**Problem to solve:** Print the records below exactly as they appear. Omit all pictures.

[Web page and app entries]
* * *

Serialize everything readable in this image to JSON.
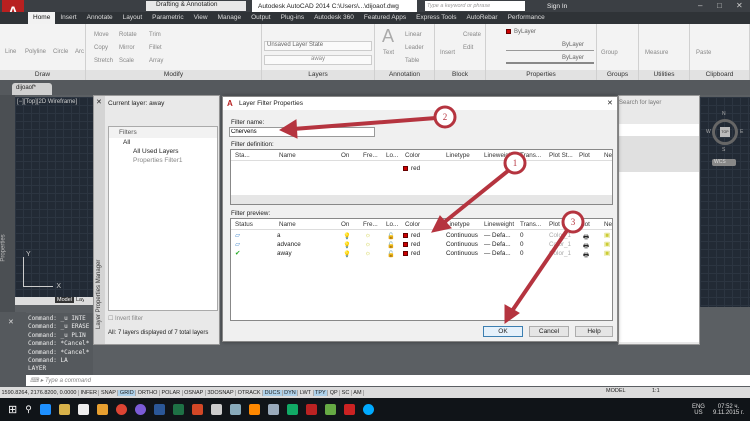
{
  "titlebar": {
    "workspace": "Drafting & Annotation",
    "title": "Autodesk AutoCAD 2014   C:\\Users\\...\\dijoaof.dwg",
    "search_placeholder": "Type a keyword or phrase",
    "sign_in": "Sign In"
  },
  "tabs": [
    "Home",
    "Insert",
    "Annotate",
    "Layout",
    "Parametric",
    "View",
    "Manage",
    "Output",
    "Plug-ins",
    "Autodesk 360",
    "Featured Apps",
    "Express Tools",
    "AutoRebar",
    "Performance"
  ],
  "ribbon": {
    "draw": {
      "label": "Draw",
      "tools": [
        "Line",
        "Polyline",
        "Circle",
        "Arc"
      ]
    },
    "modify": {
      "label": "Modify",
      "tools": [
        "Move",
        "Rotate",
        "Trim",
        "Copy",
        "Mirror",
        "Fillet",
        "Stretch",
        "Scale",
        "Array"
      ]
    },
    "layers": {
      "label": "Layers",
      "state": "Unsaved Layer State",
      "layer": "away"
    },
    "annotation": {
      "label": "Annotation",
      "tools": [
        "Text",
        "Linear",
        "Leader",
        "Table"
      ]
    },
    "block": {
      "label": "Block",
      "tools": [
        "Insert",
        "Create",
        "Edit"
      ]
    },
    "properties": {
      "label": "Properties",
      "color": "ByLayer",
      "linetype": "ByLayer",
      "lineweight": "ByLayer"
    },
    "groups": {
      "label": "Groups",
      "tool": "Group"
    },
    "utilities": {
      "label": "Utilities",
      "tool": "Measure"
    },
    "clipboard": {
      "label": "Clipboard",
      "tool": "Paste"
    }
  },
  "doc_tab": "dijoaof*",
  "viewport": {
    "label": "[−][Top][2D Wireframe]",
    "tabs": [
      "Model",
      "Layout1"
    ],
    "compass": [
      "N",
      "S",
      "W",
      "E",
      "TOP"
    ],
    "wcs": "WCS"
  },
  "properties_palette": "Properties",
  "layer_manager": {
    "title": "Layer Properties Manager",
    "current_layer": "Current layer: away",
    "filters_header": "Filters",
    "tree": [
      "All",
      "All Used Layers",
      "Properties Filter1"
    ],
    "invert_filter": "Invert filter",
    "summary": "All: 7 layers displayed of 7 total layers",
    "search_placeholder": "Search for layer"
  },
  "dialog": {
    "title": "Layer Filter Properties",
    "filter_name_label": "Filter name:",
    "filter_name": "Chervens",
    "definition_label": "Filter definition:",
    "definition_columns": [
      "Sta...",
      "Name",
      "On",
      "Fre...",
      "Lo...",
      "Color",
      "Linetype",
      "Lineweight",
      "Trans...",
      "Plot St...",
      "Plot",
      "Ne"
    ],
    "definition_row": {
      "color": "red"
    },
    "preview_label": "Filter preview:",
    "preview_columns": [
      "Status",
      "Name",
      "On",
      "Fre...",
      "Lo...",
      "Color",
      "Linetype",
      "Lineweight",
      "Trans...",
      "Plot St...",
      "Plot",
      "Ne"
    ],
    "preview_rows": [
      {
        "name": "a",
        "color": "red",
        "linetype": "Continuous",
        "lineweight": "Defa...",
        "trans": "0",
        "plotstyle": "Color_1"
      },
      {
        "name": "advance",
        "color": "red",
        "linetype": "Continuous",
        "lineweight": "Defa...",
        "trans": "0",
        "plotstyle": "Color_1"
      },
      {
        "name": "away",
        "color": "red",
        "linetype": "Continuous",
        "lineweight": "Defa...",
        "trans": "0",
        "plotstyle": "Color_1"
      }
    ],
    "ok": "OK",
    "cancel": "Cancel",
    "help": "Help"
  },
  "annotations": [
    "1",
    "2",
    "3"
  ],
  "command_history": [
    "Command: _u INTE",
    "Command: _u ERASE",
    "Command: _u PLIN",
    "Command: *Cancel*",
    "Command: *Cancel*",
    "Command: LA",
    "LAYER"
  ],
  "command_placeholder": "Type a command",
  "status": {
    "coords": "1590.8264, 2176.8200, 0.0000",
    "toggles": [
      {
        "l": "INFER",
        "on": false
      },
      {
        "l": "SNAP",
        "on": false
      },
      {
        "l": "GRID",
        "on": true
      },
      {
        "l": "ORTHO",
        "on": false
      },
      {
        "l": "POLAR",
        "on": false
      },
      {
        "l": "OSNAP",
        "on": false
      },
      {
        "l": "3DOSNAP",
        "on": false
      },
      {
        "l": "OTRACK",
        "on": false
      },
      {
        "l": "DUCS",
        "on": true
      },
      {
        "l": "DYN",
        "on": true
      },
      {
        "l": "LWT",
        "on": false
      },
      {
        "l": "TPY",
        "on": true
      },
      {
        "l": "QP",
        "on": false
      },
      {
        "l": "SC",
        "on": false
      },
      {
        "l": "AM",
        "on": false
      }
    ],
    "model": "MODEL",
    "scale": "1:1"
  },
  "taskbar": {
    "lang": "ENG",
    "region": "US",
    "time": "07:52 ч.",
    "date": "9.11.2015 г."
  },
  "colors": {
    "accent": "#b5343f",
    "layer_red": "#cc0000"
  }
}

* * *

**Answer section:**
Serialize everything readable in this image to JSON.
{
  "titlebar": {
    "workspace": "Drafting & Annotation",
    "title": "Autodesk AutoCAD 2014   C:\\Users\\...\\dijoaof.dwg",
    "search_placeholder": "Type a keyword or phrase",
    "sign_in": "Sign In"
  },
  "tabs": [
    "Home",
    "Insert",
    "Annotate",
    "Layout",
    "Parametric",
    "View",
    "Manage",
    "Output",
    "Plug-ins",
    "Autodesk 360",
    "Featured Apps",
    "Express Tools",
    "AutoRebar",
    "Performance"
  ],
  "ribbon": {
    "draw": {
      "label": "Draw",
      "tools": [
        "Line",
        "Polyline",
        "Circle",
        "Arc"
      ]
    },
    "modify": {
      "label": "Modify",
      "tools": [
        "Move",
        "Rotate",
        "Trim",
        "Copy",
        "Mirror",
        "Fillet",
        "Stretch",
        "Scale",
        "Array"
      ]
    },
    "layers": {
      "label": "Layers",
      "state": "Unsaved Layer State",
      "layer": "away"
    },
    "annotation": {
      "label": "Annotation",
      "tools": [
        "Text",
        "Linear",
        "Leader",
        "Table"
      ]
    },
    "block": {
      "label": "Block",
      "tools": [
        "Insert",
        "Create",
        "Edit"
      ]
    },
    "properties": {
      "label": "Properties",
      "color": "ByLayer",
      "linetype": "ByLayer",
      "lineweight": "ByLayer"
    },
    "groups": {
      "label": "Groups",
      "tool": "Group"
    },
    "utilities": {
      "label": "Utilities",
      "tool": "Measure"
    },
    "clipboard": {
      "label": "Clipboard",
      "tool": "Paste"
    }
  },
  "doc_tab": "dijoaof*",
  "viewport": {
    "label": "[−][Top][2D Wireframe]",
    "tabs": [
      "Model",
      "Layout1"
    ],
    "compass": [
      "N",
      "S",
      "W",
      "E",
      "TOP"
    ],
    "wcs": "WCS"
  },
  "properties_palette": "Properties",
  "layer_manager": {
    "title": "Layer Properties Manager",
    "current_layer": "Current layer: away",
    "filters_header": "Filters",
    "tree": [
      "All",
      "All Used Layers",
      "Properties Filter1"
    ],
    "invert_filter": "Invert filter",
    "summary": "All: 7 layers displayed of 7 total layers",
    "search_placeholder": "Search for layer"
  },
  "dialog": {
    "title": "Layer Filter Properties",
    "filter_name_label": "Filter name:",
    "filter_name": "Chervens",
    "definition_label": "Filter definition:",
    "definition_columns": [
      "Sta...",
      "Name",
      "On",
      "Fre...",
      "Lo...",
      "Color",
      "Linetype",
      "Lineweight",
      "Trans...",
      "Plot St...",
      "Plot",
      "Ne"
    ],
    "definition_row": {
      "color": "red"
    },
    "preview_label": "Filter preview:",
    "preview_columns": [
      "Status",
      "Name",
      "On",
      "Fre...",
      "Lo...",
      "Color",
      "Linetype",
      "Lineweight",
      "Trans...",
      "Plot St...",
      "Plot",
      "Ne"
    ],
    "preview_rows": [
      {
        "name": "a",
        "color": "red",
        "linetype": "Continuous",
        "lineweight": "Defa...",
        "trans": "0",
        "plotstyle": "Color_1"
      },
      {
        "name": "advance",
        "color": "red",
        "linetype": "Continuous",
        "lineweight": "Defa...",
        "trans": "0",
        "plotstyle": "Color_1"
      },
      {
        "name": "away",
        "color": "red",
        "linetype": "Continuous",
        "lineweight": "Defa...",
        "trans": "0",
        "plotstyle": "Color_1"
      }
    ],
    "ok": "OK",
    "cancel": "Cancel",
    "help": "Help"
  },
  "annotations": [
    "1",
    "2",
    "3"
  ],
  "command_history": [
    "Command: _u INTE",
    "Command: _u ERASE",
    "Command: _u PLIN",
    "Command: *Cancel*",
    "Command: *Cancel*",
    "Command: LA",
    "LAYER"
  ],
  "command_placeholder": "Type a command",
  "status": {
    "coords": "1590.8264, 2176.8200, 0.0000",
    "toggles": [
      {
        "l": "INFER",
        "on": false
      },
      {
        "l": "SNAP",
        "on": false
      },
      {
        "l": "GRID",
        "on": true
      },
      {
        "l": "ORTHO",
        "on": false
      },
      {
        "l": "POLAR",
        "on": false
      },
      {
        "l": "OSNAP",
        "on": false
      },
      {
        "l": "3DOSNAP",
        "on": false
      },
      {
        "l": "OTRACK",
        "on": false
      },
      {
        "l": "DUCS",
        "on": true
      },
      {
        "l": "DYN",
        "on": true
      },
      {
        "l": "LWT",
        "on": false
      },
      {
        "l": "TPY",
        "on": true
      },
      {
        "l": "QP",
        "on": false
      },
      {
        "l": "SC",
        "on": false
      },
      {
        "l": "AM",
        "on": false
      }
    ],
    "model": "MODEL",
    "scale": "1:1"
  },
  "taskbar": {
    "lang": "ENG",
    "region": "US",
    "time": "07:52 ч.",
    "date": "9.11.2015 г."
  },
  "colors": {
    "accent": "#b5343f",
    "layer_red": "#cc0000"
  }
}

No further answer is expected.